Bizarre as it may sound, decades later researchers discovered that consuming caffeine during endurance exercise could give an athlete the edge.

In a new review published in Science, Australian Institute of Sport’s head of sports nutrition Professor Louise Burke and the director of The Mary MacKillop Institute for Health Research, Professor John Hawley, explore nutritional approaches to performance in elite athletes.

They argue there is no “single, superior ‘athletic diet’”. Rather, different tactics benefit different people, forms of exercise and phases of training.

The great diet debate

The developing knowledge about how the body uses fuel helps to explain the high-carb/low-carb debate as well as the myth of the perfect “athlete’s diet”.

“The early sports nutrition guidelines were ‘let’s all eat high carbohydrate at all times because that’s what the muscles are using as fuel’,” Burke explains.

This explains the idea of energy gels during endurance races or the thought process of anyone who ever decided to skol a soft drink or eat a Mars bar right before an event.

Continue Reading at The Sydney Morning Herald

Kratom: The leafy green plant that could help with opiate withdrawals

There has recently been plenty of buzz over a plant-based drug that users take for recreational and medicinal reasons and it’s not marijuana – it’s Kratom.

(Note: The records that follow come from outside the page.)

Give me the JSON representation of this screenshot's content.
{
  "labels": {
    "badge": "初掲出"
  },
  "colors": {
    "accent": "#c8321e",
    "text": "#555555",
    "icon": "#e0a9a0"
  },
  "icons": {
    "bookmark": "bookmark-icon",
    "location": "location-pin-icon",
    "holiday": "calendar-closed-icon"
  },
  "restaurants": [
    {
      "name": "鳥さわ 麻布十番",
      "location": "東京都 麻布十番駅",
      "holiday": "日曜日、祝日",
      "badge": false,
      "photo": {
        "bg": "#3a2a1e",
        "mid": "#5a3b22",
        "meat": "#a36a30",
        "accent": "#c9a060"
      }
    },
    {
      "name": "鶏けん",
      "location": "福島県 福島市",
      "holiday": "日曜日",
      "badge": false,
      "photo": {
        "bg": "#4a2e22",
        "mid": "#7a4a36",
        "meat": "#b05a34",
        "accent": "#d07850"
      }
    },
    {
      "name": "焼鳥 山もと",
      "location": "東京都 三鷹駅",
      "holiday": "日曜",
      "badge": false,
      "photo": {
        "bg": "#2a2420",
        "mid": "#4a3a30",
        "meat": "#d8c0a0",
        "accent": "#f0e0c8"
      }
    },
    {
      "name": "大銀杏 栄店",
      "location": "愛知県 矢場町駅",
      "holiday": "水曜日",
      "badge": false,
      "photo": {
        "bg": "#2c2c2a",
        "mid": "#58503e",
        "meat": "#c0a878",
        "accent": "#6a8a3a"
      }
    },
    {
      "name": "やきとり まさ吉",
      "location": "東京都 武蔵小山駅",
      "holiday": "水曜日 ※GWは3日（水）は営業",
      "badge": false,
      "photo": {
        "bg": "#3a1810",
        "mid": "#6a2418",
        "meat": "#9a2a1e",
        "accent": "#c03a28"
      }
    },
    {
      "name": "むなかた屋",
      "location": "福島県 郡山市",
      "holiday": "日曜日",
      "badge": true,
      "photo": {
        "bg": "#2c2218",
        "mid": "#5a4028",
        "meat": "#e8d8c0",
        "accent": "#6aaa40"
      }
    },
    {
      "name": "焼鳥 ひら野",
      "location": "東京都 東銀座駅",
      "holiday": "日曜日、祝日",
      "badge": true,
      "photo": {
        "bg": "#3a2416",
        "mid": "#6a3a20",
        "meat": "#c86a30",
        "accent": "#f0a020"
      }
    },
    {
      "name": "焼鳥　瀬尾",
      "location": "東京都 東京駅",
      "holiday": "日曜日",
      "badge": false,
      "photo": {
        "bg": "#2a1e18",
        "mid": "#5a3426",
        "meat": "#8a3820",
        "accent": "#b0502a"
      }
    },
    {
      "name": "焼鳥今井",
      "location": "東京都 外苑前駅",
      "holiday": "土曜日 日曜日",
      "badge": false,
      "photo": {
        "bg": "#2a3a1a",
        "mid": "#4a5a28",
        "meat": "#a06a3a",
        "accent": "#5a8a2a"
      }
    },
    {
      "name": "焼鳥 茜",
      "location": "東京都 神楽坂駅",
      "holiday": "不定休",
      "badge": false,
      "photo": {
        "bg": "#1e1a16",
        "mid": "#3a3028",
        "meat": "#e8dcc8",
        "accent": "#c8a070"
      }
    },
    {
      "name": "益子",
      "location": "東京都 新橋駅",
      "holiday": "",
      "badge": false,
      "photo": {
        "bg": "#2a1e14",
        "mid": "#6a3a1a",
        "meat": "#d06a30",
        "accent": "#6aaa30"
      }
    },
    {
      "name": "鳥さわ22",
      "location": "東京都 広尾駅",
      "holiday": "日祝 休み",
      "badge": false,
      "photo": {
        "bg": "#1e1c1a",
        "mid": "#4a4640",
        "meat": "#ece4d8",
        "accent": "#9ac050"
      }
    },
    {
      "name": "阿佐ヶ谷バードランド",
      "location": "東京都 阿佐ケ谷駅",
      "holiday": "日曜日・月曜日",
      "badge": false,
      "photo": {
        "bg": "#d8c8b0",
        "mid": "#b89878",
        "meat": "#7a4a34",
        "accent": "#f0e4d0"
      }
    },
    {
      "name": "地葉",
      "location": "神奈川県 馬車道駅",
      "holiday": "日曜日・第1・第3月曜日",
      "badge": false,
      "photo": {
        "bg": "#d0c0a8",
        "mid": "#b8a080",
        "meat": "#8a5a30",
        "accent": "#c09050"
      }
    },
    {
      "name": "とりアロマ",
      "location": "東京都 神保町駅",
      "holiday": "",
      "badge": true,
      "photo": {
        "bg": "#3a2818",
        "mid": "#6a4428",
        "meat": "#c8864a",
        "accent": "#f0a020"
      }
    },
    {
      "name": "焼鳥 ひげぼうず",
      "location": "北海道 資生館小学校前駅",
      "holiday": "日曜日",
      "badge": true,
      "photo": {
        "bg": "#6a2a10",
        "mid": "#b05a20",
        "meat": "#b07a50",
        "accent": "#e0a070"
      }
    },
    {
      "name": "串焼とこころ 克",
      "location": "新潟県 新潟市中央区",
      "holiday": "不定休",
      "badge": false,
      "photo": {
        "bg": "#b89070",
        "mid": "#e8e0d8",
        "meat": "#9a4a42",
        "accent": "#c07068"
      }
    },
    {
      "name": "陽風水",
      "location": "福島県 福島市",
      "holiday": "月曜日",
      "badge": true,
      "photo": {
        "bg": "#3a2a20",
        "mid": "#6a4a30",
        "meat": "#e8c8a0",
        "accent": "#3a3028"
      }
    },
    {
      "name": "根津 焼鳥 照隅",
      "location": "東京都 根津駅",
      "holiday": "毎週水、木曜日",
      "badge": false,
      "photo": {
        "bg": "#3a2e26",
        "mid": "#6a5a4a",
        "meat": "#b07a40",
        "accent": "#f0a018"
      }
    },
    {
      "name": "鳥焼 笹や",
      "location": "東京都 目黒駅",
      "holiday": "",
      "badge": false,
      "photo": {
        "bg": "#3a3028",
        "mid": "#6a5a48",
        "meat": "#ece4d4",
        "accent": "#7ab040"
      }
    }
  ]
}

Kratom is a leafy green plant that grows in Southeast Asia. Users grind it into a fine powder and then mix it into liquids to drink or sometimes capsules for convenience. It has received notoriety because of its reported aid for those suffering from opiate withdrawals.

According to the American Kratom Association, the herbal supplement can also be used to treat pain and depression. It is sold in parts of the United States and parts of San Diego County, but it remains illegal in the City of San Diego.

One of the many individuals using Kratom is Barbara Rago. Before she was constrained to hospitalization, Barbara was a nurse who, herself, visited patients. She loved her job, but a life-changing diagnosis put all of that on hold.

“Four years ago, I was diagnosed with spinal arthritis-sciatica – a bunch of degenerative diseases that left me unable to walk. Pretty much I was in bed for a whole year. It was excruciating. It left me unable to work. I couldn’t function,” she said.

Read more at CBS8.